* **What is required**: Exact copy, no pictures: return all the records as they stand.

* **Data excerpts**:
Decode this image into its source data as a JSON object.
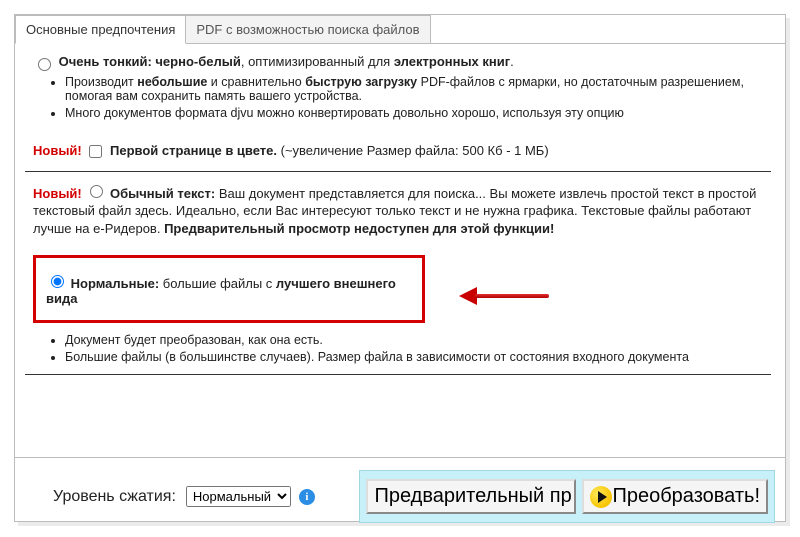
{
  "tabs": {
    "basic": "Основные предпочтения",
    "pdf": "PDF с возможностью поиска файлов"
  },
  "opt_thin": {
    "label_b1": "Очень тонкий: черно-белый",
    "label_plain1": ", оптимизированный для ",
    "label_b2": "электронных книг",
    "tail": ".",
    "bullet1a": "Производит ",
    "bullet1b": "небольшие",
    "bullet1c": " и сравнительно ",
    "bullet1d": "быструю загрузку",
    "bullet1e": " PDF-файлов с ярмарки, но достаточным разрешением, помогая вам сохранить память вашего устройства.",
    "bullet2": "Много документов формата djvu можно конвертировать довольно хорошо, используя эту опцию"
  },
  "new_label": "Новый!",
  "color_first": {
    "label_b": "Первой странице в цвете.",
    "note": " (~увеличение Размер файла: 500 Кб - 1 МБ)"
  },
  "plain_text": {
    "b1": "Обычный текст:",
    "t1": " Ваш документ представляется для поиска... Вы можете извлечь простой текст в простой текстовый файл здесь. Идеально, если Вас интересуют только текст и не нужна графика. Текстовые файлы работают лучше на e-Ридеров. ",
    "b2": "Предварительный просмотр недоступен для этой функции!"
  },
  "normal": {
    "b1": "Нормальные:",
    "t1": " большие файлы с ",
    "b2": "лучшего внешнего вида",
    "bullet1": "Документ будет преобразован, как она есть.",
    "bullet2": "Большие файлы (в большинстве случаев). Размер файла в зависимости от состояния входного документа"
  },
  "bottom": {
    "compression_label": "Уровень сжатия:",
    "compression_value": "Нормальный",
    "preview_btn": "Предварительный пр",
    "convert_btn": "Преобразовать!"
  }
}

* **Written solution**:
Decode this image into its source data as a JSON object.
{
  "tabs": {
    "basic": "Основные предпочтения",
    "pdf": "PDF с возможностью поиска файлов"
  },
  "opt_thin": {
    "label_b1": "Очень тонкий: черно-белый",
    "label_plain1": ", оптимизированный для ",
    "label_b2": "электронных книг",
    "tail": ".",
    "bullet1a": "Производит ",
    "bullet1b": "небольшие",
    "bullet1c": " и сравнительно ",
    "bullet1d": "быструю загрузку",
    "bullet1e": " PDF-файлов с ярмарки, но достаточным разрешением, помогая вам сохранить память вашего устройства.",
    "bullet2": "Много документов формата djvu можно конвертировать довольно хорошо, используя эту опцию"
  },
  "new_label": "Новый!",
  "color_first": {
    "label_b": "Первой странице в цвете.",
    "note": " (~увеличение Размер файла: 500 Кб - 1 МБ)"
  },
  "plain_text": {
    "b1": "Обычный текст:",
    "t1": " Ваш документ представляется для поиска... Вы можете извлечь простой текст в простой текстовый файл здесь. Идеально, если Вас интересуют только текст и не нужна графика. Текстовые файлы работают лучше на e-Ридеров. ",
    "b2": "Предварительный просмотр недоступен для этой функции!"
  },
  "normal": {
    "b1": "Нормальные:",
    "t1": " большие файлы с ",
    "b2": "лучшего внешнего вида",
    "bullet1": "Документ будет преобразован, как она есть.",
    "bullet2": "Большие файлы (в большинстве случаев). Размер файла в зависимости от состояния входного документа"
  },
  "bottom": {
    "compression_label": "Уровень сжатия:",
    "compression_value": "Нормальный",
    "preview_btn": "Предварительный пр",
    "convert_btn": "Преобразовать!"
  }
}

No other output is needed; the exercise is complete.